*MATERIAL FOR THIS TASK*.
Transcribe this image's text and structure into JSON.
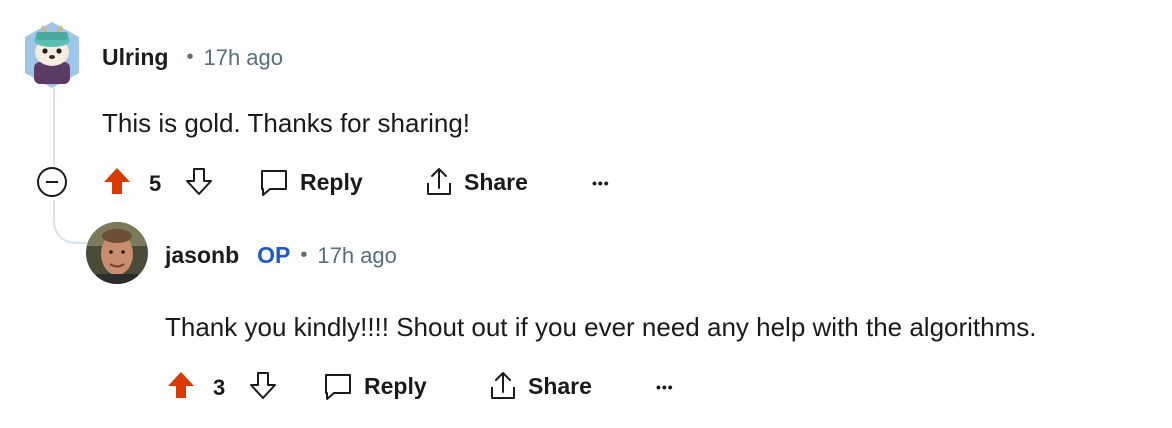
{
  "colors": {
    "upvote": "#d93a00",
    "op": "#1f59c8",
    "meta": "#576f76",
    "thread_line": "#d7e3ee"
  },
  "comments": [
    {
      "username": "Ulring",
      "separator": "•",
      "time": "17h ago",
      "body": "This is gold. Thanks for sharing!",
      "score": "5",
      "reply_label": "Reply",
      "share_label": "Share",
      "more_label": "•••"
    },
    {
      "username": "jasonb",
      "badge": "OP",
      "separator": "•",
      "time": "17h ago",
      "body": "Thank you kindly!!!! Shout out if you ever need any help with the algorithms.",
      "score": "3",
      "reply_label": "Reply",
      "share_label": "Share",
      "more_label": "•••"
    }
  ],
  "icons": {
    "avatar1": "otter-avatar-icon",
    "avatar2": "user-photo-avatar",
    "upvote": "upvote-arrow-icon",
    "downvote": "downvote-arrow-icon",
    "reply": "chat-bubble-icon",
    "share": "share-icon",
    "collapse": "collapse-minus-icon"
  }
}
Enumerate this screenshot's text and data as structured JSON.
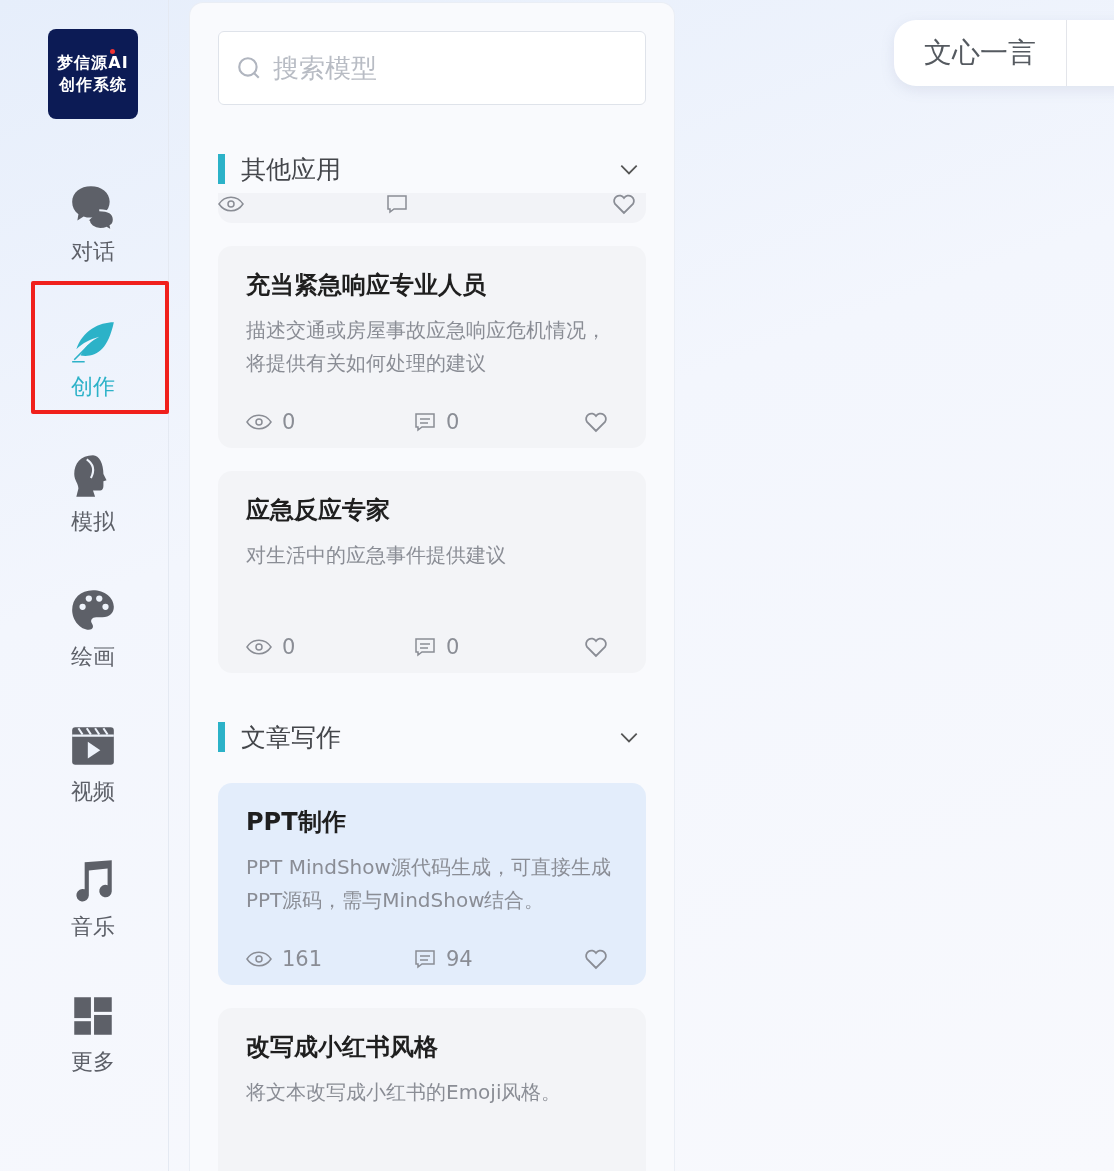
{
  "logo": {
    "lines": [
      "梦信源AI",
      "创作系统"
    ]
  },
  "nav": [
    {
      "label": "对话",
      "kind": "chat",
      "selected": false
    },
    {
      "label": "创作",
      "kind": "feather",
      "selected": true
    },
    {
      "label": "模拟",
      "kind": "head",
      "selected": false
    },
    {
      "label": "绘画",
      "kind": "palette",
      "selected": false
    },
    {
      "label": "视频",
      "kind": "video",
      "selected": false
    },
    {
      "label": "音乐",
      "kind": "music",
      "selected": false
    },
    {
      "label": "更多",
      "kind": "grid",
      "selected": false
    }
  ],
  "search": {
    "placeholder": "搜索模型"
  },
  "sections": [
    {
      "title": "其他应用",
      "partial_card": true,
      "cards": [
        {
          "title": "充当紧急响应专业人员",
          "description": "描述交通或房屋事故应急响应危机情况，将提供有关如何处理的建议",
          "views": "0",
          "comments": "0",
          "highlighted": false
        },
        {
          "title": "应急反应专家",
          "description": "对生活中的应急事件提供建议",
          "views": "0",
          "comments": "0",
          "highlighted": false
        }
      ]
    },
    {
      "title": "文章写作",
      "cards": [
        {
          "title": "PPT制作",
          "description": "PPT MindShow源代码生成，可直接生成PPT源码，需与MindShow结合。",
          "views": "161",
          "comments": "94",
          "highlighted": true
        },
        {
          "title": "改写成小红书风格",
          "description": "将文本改写成小红书的Emoji风格。",
          "highlighted": false
        }
      ]
    }
  ],
  "model_tabs": [
    {
      "label": "文心一言"
    }
  ]
}
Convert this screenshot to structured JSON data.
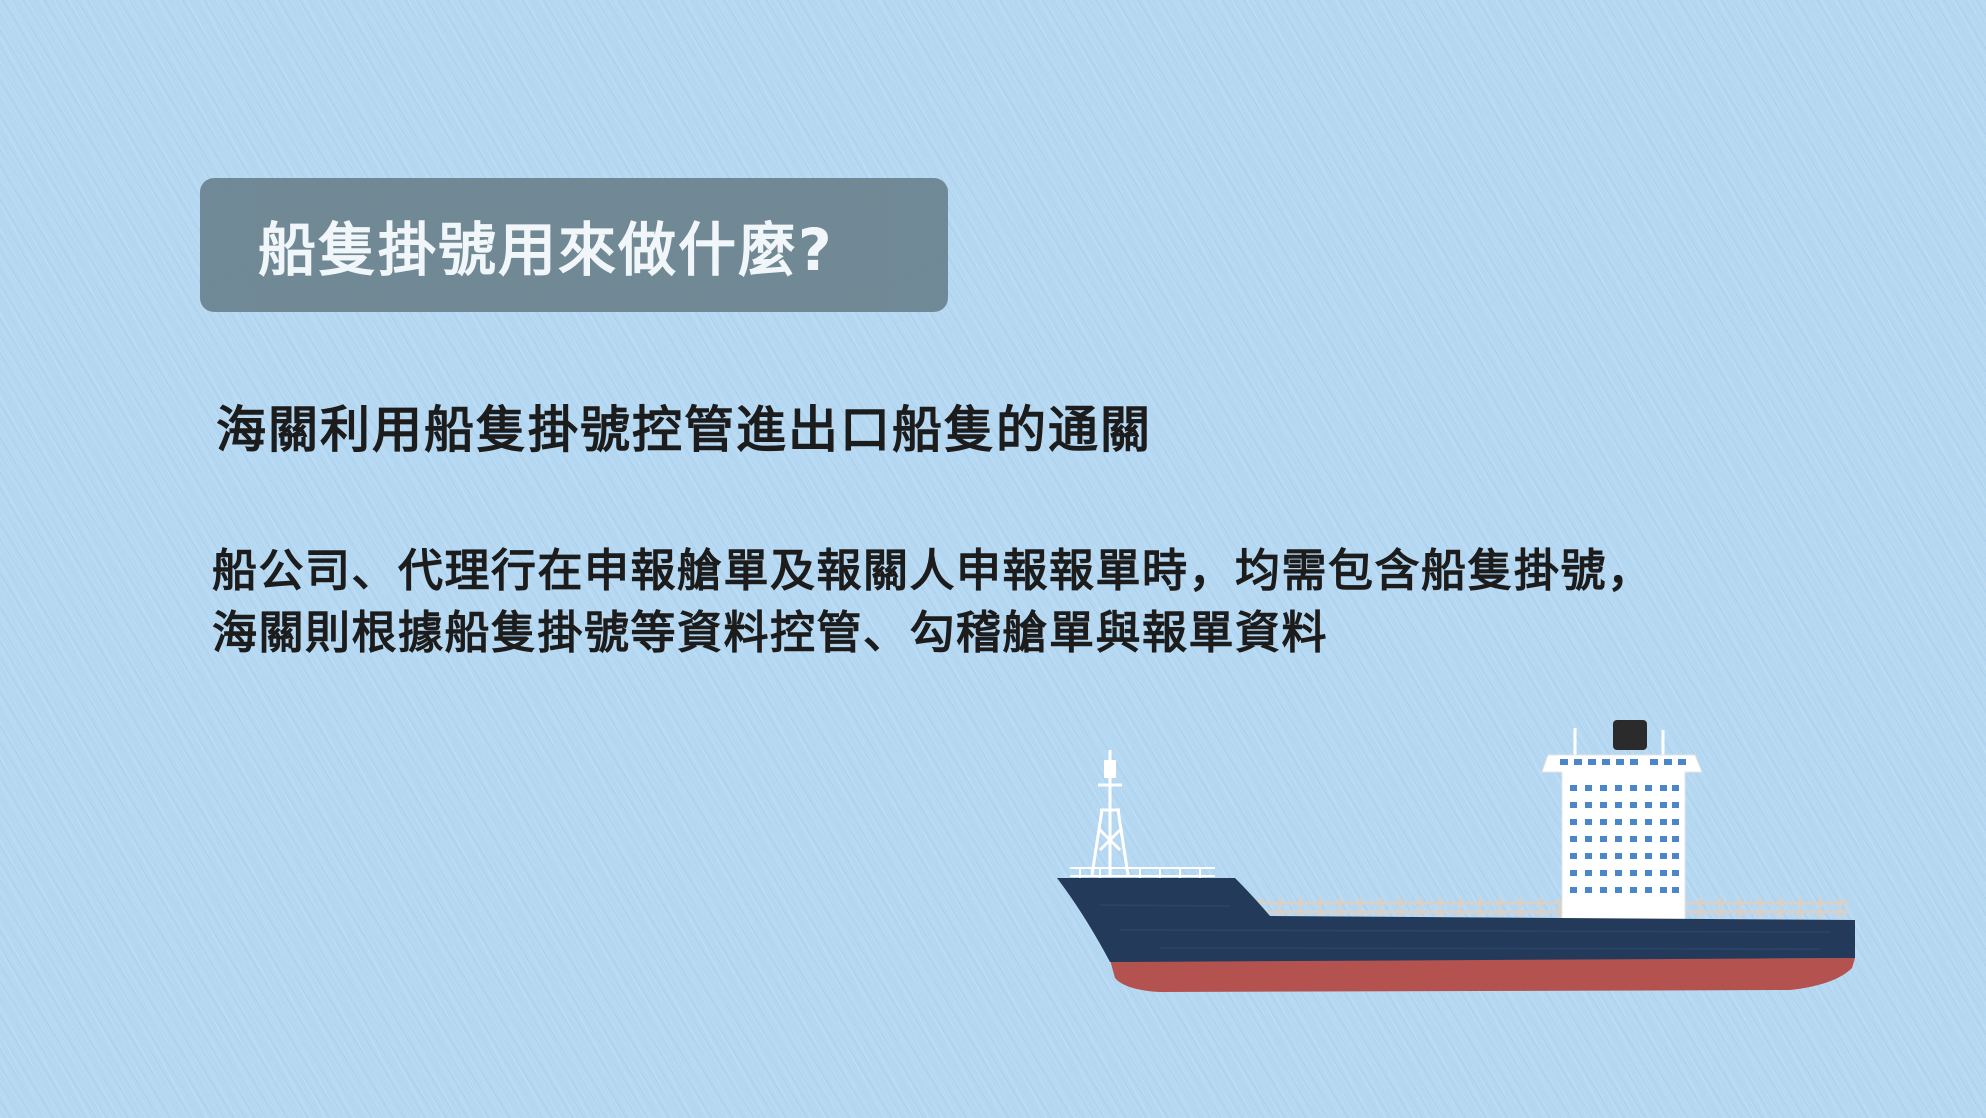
{
  "slide": {
    "title": "船隻掛號用來做什麼?",
    "subtitle": "海關利用船隻掛號控管進出口船隻的通關",
    "body_lines": [
      "船公司、代理行在申報艙單及報關人申報報單時，均需包含船隻掛號，",
      "海關則根據船隻掛號等資料控管、勾稽艙單與報單資料"
    ]
  },
  "colors": {
    "background": "#b5d8f2",
    "title_box": "#6d8591",
    "hull_upper": "#233a5a",
    "hull_lower": "#b4524f",
    "superstructure": "#ffffff",
    "windows": "#4a86c8"
  },
  "illustration": {
    "icon": "cargo-ship-icon"
  }
}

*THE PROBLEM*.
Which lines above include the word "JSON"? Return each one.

*EXPECTED ANSWER*.
Transcribe this image's text and structure into JSON.
Enumerate this screenshot's text and data as structured JSON.
Convert this screenshot to structured JSON data.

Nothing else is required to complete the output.